'''

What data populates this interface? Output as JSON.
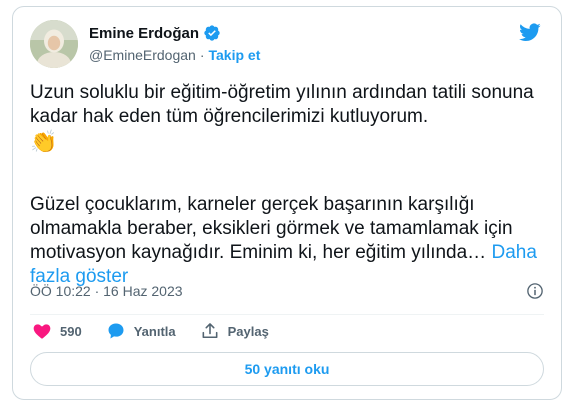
{
  "tweet": {
    "author": {
      "name": "Emine Erdoğan",
      "handle": "@EmineErdogan",
      "separator": "·",
      "follow_label": "Takip et",
      "verified": true
    },
    "text": {
      "paragraph1": "Uzun soluklu bir eğitim-öğretim yılının ardından tatili sonuna kadar hak eden tüm öğrencilerimizi kutluyorum.",
      "emoji": "👏",
      "paragraph2": "Güzel çocuklarım, karneler gerçek başarının karşılığı olmamakla beraber, eksikleri görmek ve tamamlamak için motivasyon kaynağıdır. Eminim ki, her eğitim yılında…",
      "show_more": "Daha fazla göster"
    },
    "timestamp": "ÖÖ 10:22 · 16 Haz 2023",
    "actions": {
      "like_count": "590",
      "reply_label": "Yanıtla",
      "share_label": "Paylaş"
    },
    "replies_button_label": "50 yanıtı oku"
  },
  "colors": {
    "accent": "#1d9bf0",
    "like": "#f91880",
    "text": "#0f1419",
    "muted": "#536471",
    "border": "#cfd9de"
  },
  "icons": [
    "verified-badge-icon",
    "twitter-bird-icon",
    "info-icon",
    "heart-icon",
    "reply-bubble-icon",
    "share-icon"
  ]
}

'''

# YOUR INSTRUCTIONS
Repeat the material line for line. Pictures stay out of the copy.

# EXERCISE RESPONSE
What data populates this interface? Output as JSON.
{
  "tweet": {
    "author": {
      "name": "Emine Erdoğan",
      "handle": "@EmineErdogan",
      "separator": "·",
      "follow_label": "Takip et",
      "verified": true
    },
    "text": {
      "paragraph1": "Uzun soluklu bir eğitim-öğretim yılının ardından tatili sonuna kadar hak eden tüm öğrencilerimizi kutluyorum.",
      "emoji": "👏",
      "paragraph2": "Güzel çocuklarım, karneler gerçek başarının karşılığı olmamakla beraber, eksikleri görmek ve tamamlamak için motivasyon kaynağıdır. Eminim ki, her eğitim yılında…",
      "show_more": "Daha fazla göster"
    },
    "timestamp": "ÖÖ 10:22 · 16 Haz 2023",
    "actions": {
      "like_count": "590",
      "reply_label": "Yanıtla",
      "share_label": "Paylaş"
    },
    "replies_button_label": "50 yanıtı oku"
  },
  "colors": {
    "accent": "#1d9bf0",
    "like": "#f91880",
    "text": "#0f1419",
    "muted": "#536471",
    "border": "#cfd9de"
  },
  "icons": [
    "verified-badge-icon",
    "twitter-bird-icon",
    "info-icon",
    "heart-icon",
    "reply-bubble-icon",
    "share-icon"
  ]
}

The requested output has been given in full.